The study included 363 people in six kitchen test facilities in Raleigh-Durham, North Carolina and Smithfield, North Carolina. Almost every person in the kitchen failed to reach the standard set by the CDC, which is not good news if you plan on eating at a restaurant.
Not only did the participants washing their hands the wrong way, but the USDA found that many of them didn’t dry their hands after washing them.
In the meantime, USDA tested and saw that half the time, the participants spread bacteria to spice containers as they prepared burgers, only because they didn’t wash their hands. In 11% of the time, participants spread bacteria to the handles of the fridges.
Carmen Rottenberg is the acting deputy undersecretary for food safety at the USDA, stating that:
“By simply washing your hands properly, you can protect your family and prevent that bacteria from contaminating your food and key areas in your kitchen.”
What is shocking about this study is that 97% of the participants in the study didn’t properly wash their hands. In 2013, a similar study conducted by Michigan State University found that 5% of the people in the study washed their hands correctly, which was a better result than the one found more recently.

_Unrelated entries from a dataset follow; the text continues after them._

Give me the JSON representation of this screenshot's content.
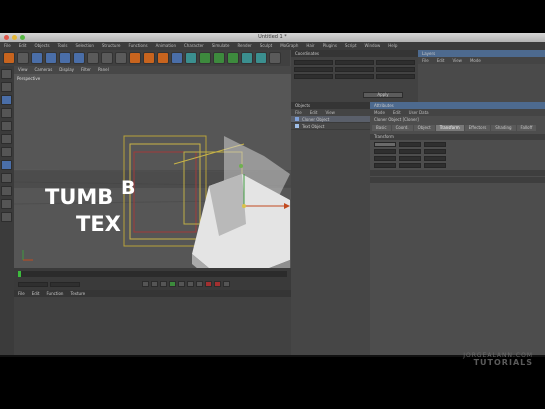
{
  "window": {
    "title": "Untitled 1 *"
  },
  "menubar": {
    "items": [
      "File",
      "Edit",
      "Objects",
      "Tools",
      "Selection",
      "Structure",
      "Functions",
      "Animation",
      "Character",
      "Simulate",
      "Render",
      "Sculpt",
      "MoGraph",
      "Hair",
      "Plugins",
      "Script",
      "Window",
      "Help"
    ]
  },
  "viewport": {
    "menu": [
      "View",
      "Cameras",
      "Display",
      "Filter",
      "Panel"
    ],
    "label": "Perspective",
    "text_line1": "TUMB",
    "text_line2": "TEX",
    "text_overlay": "B"
  },
  "coordinates": {
    "title": "Coordinates",
    "apply_label": "Apply"
  },
  "layers": {
    "title": "Layers",
    "menu": [
      "File",
      "Edit",
      "View",
      "Mode"
    ]
  },
  "objects": {
    "title": "Objects",
    "menu": [
      "File",
      "Edit",
      "View"
    ],
    "items": [
      "Cloner Object",
      "Text Object"
    ]
  },
  "attributes": {
    "title": "Attributes",
    "menu": [
      "Mode",
      "Edit",
      "User Data"
    ],
    "object_label": "Cloner Object [Cloner]",
    "tabs": [
      "Basic",
      "Coord.",
      "Object",
      "Transform",
      "Effectors",
      "Shading",
      "Falloff"
    ],
    "section": "Transform"
  },
  "materials": {
    "menu": [
      "File",
      "Edit",
      "Function",
      "Texture"
    ]
  },
  "watermark": {
    "line1": "JORGEALANN.COM",
    "line2": "TUTORIALS"
  }
}
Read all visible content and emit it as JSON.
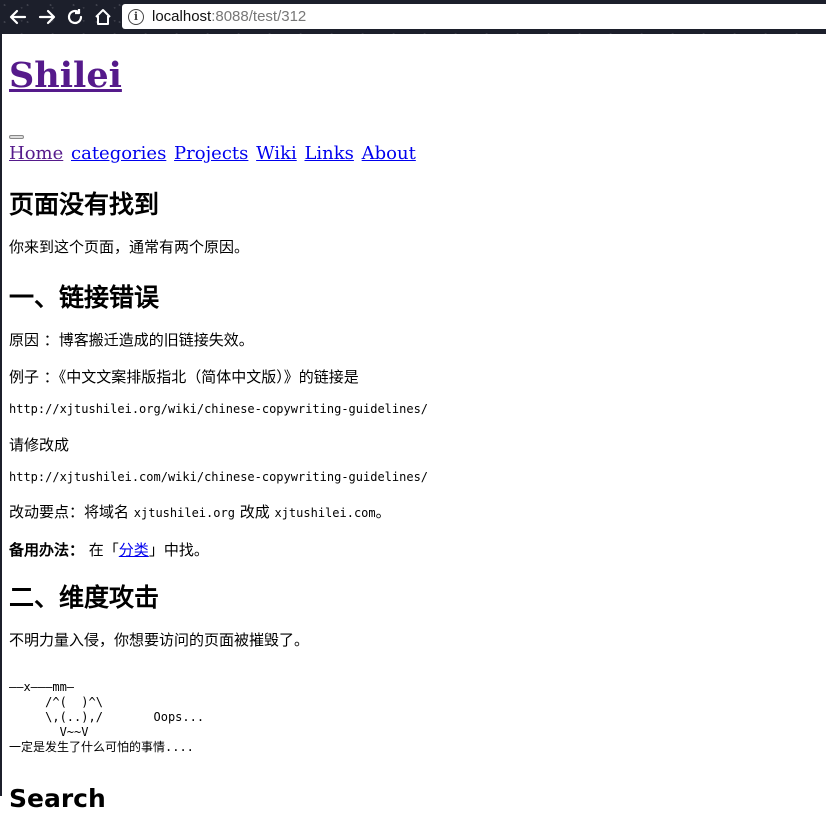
{
  "browser": {
    "url_host": "localhost",
    "url_rest": ":8088/test/312",
    "info_glyph": "i",
    "icons": [
      "back-icon",
      "forward-icon",
      "reload-icon",
      "home-icon",
      "info-icon"
    ]
  },
  "site": {
    "title": "Shilei",
    "nav": [
      "Home",
      "categories",
      "Projects",
      "Wiki",
      "Links",
      "About"
    ]
  },
  "page": {
    "heading": "页面没有找到",
    "intro": "你来到这个页面，通常有两个原因。",
    "section1": {
      "heading": "一、链接错误",
      "reason": "原因 ：博客搬迁造成的旧链接失效。",
      "example": "例子 ：《中文文案排版指北（简体中文版）》的链接是",
      "old_url": "http://xjtushilei.org/wiki/chinese-copywriting-guidelines/",
      "fix_label": "请修改成",
      "new_url": "http://xjtushilei.com/wiki/chinese-copywriting-guidelines/",
      "change_prefix": "改动要点：将域名 ",
      "old_domain": "xjtushilei.org",
      "change_mid": " 改成 ",
      "new_domain": "xjtushilei.com",
      "change_suffix": "。",
      "backup_label": "备用办法：",
      "backup_prefix": " 在「",
      "backup_link": "分类",
      "backup_suffix": "」中找。"
    },
    "section2": {
      "heading": "二、维度攻击",
      "text": "不明力量入侵，你想要访问的页面被摧毁了。",
      "ascii_art": "——x———mm—\n     /^(  )^\\\n     \\,(..),/       Oops...\n       V~~V\n一定是发生了什么可怕的事情....",
      "next_heading": "Search"
    }
  }
}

The CDC Guide for Properly Washing Your Hands
- Wet your hands with clean, running water (warm or cold), turn off the tap, and apply soap.
- Lather your hands by rubbing them together with the soap. Be sure to lather the backs of your hands, between your fingers, and under your nails.
- Scrub your hands for at least 20 seconds. Need a timer? Hum the “Happy Birthday” song from beginning to end twice.
- Rinse your hands well under clean, running water.
- Dry your hands using a clean towel or air dry them.
Rex Austinwas born and raised in Thunder Bay Ontario on the shores of Lake Superior. Apart from running his own podcast (Ice Fishing And Other “Cool” Things), he spends his time canoeing and backpacking in Northern Ontario.. As a journalist Rex has published stories for Global News (Thunder Bay) we well as Buzz Feed and Joystiq. As a contributor to Great Lakes Ledger, Rex most covers science and health stories. Contact Rexhere